At the two-day meeting in Norway's second city, the eight nations - seven from the European Union plus Norway - called for fishing to be banned or restricted where it was doing local harm to the marine ecosystem. The move is intended to restrict industrial fishing which sucks up small fish and beam-trawlers which drag heavy chains along the sea bed.

Denmark's environment minister, Svend Auken, said that his country, the EU's biggest industrial fisher, would respect such bans. Roughly half the tonnage of fish caught in the North Sea consists of these small fish near the base of food chains, used to make oil and livestock feed. These catches are not controlled by quota but the North Sea states said they should be.

Fisheries and environment ministers countries also agreed on an urgent search for ways of minimising discards - the throwing back of netted but unwanted fish - "including the possibility of a ban".

Each year, hundreds of thousands of tonnes of fish are dumped overboard from trawlers, a wasteful side-effect of the EU's fish quotas. Germany said that for each kilogram of plaice brought to shore, 15kg of other fish and marine species were thrown back dead.

John Gummer, Secretary of State for the Environment, who has worked closely with environmental organisations, said that the declaration ministers had signed meant big changes in fishing.

He said: "I want my children to be able to eat North Sea cod and I want there to be enough kept in he sea for fishermen's children to be able to make a living from fishing too." "The ecological health of our seas is now the fundamental driver."

But Greenpeace, the World Wide Fund for Nature and the Royal Society for the Protection of Birds said: "The overfishing continues and the ministerial declaration remains fundamentally flawed." Germany also said too little had been agreed.

Robert Allan, chief executive of the Scottish Fisherman's Federation, said the final declaration was a sensible, pragmatic solution.

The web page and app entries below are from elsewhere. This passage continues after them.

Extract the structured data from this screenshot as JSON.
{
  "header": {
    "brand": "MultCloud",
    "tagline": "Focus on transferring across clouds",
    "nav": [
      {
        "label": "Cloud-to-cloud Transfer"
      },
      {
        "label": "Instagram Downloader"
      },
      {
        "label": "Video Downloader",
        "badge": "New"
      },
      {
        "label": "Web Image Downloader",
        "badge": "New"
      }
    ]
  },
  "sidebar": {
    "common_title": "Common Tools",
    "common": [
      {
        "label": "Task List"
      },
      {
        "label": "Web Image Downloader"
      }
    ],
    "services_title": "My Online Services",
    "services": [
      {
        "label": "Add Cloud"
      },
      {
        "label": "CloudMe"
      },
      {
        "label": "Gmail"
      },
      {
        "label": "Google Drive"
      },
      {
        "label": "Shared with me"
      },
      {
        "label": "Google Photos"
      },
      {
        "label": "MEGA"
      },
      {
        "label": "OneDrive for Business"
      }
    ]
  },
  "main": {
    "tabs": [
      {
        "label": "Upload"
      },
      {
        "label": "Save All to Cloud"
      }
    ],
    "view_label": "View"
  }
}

He was satisfied that it was a much weaker document than the first draft which opened the Bergen negotiations over a year ago.

But the EU's fisheries commissioner, Emma Bonino, warned: "There will be tough measures for the fishing communities and it will not be easy for their lives." The declaration said cuts in fishing fleets or other restraints on fishing beyond those agreed were necessary.

Implementing the ministerial declaration now depends entirely on the decisions of Norway and all 15 European Union member states which together rule North Sea fishing. There was much argument during the talks about how far the seven North Sea states could go in committing all 15 to action.

Mr Gummer promised that when Britain was president of the European Union in 1998 it would review how fast the Bergen declaration was being implemented. And Germany said it would do the same when it held the presidency the year after.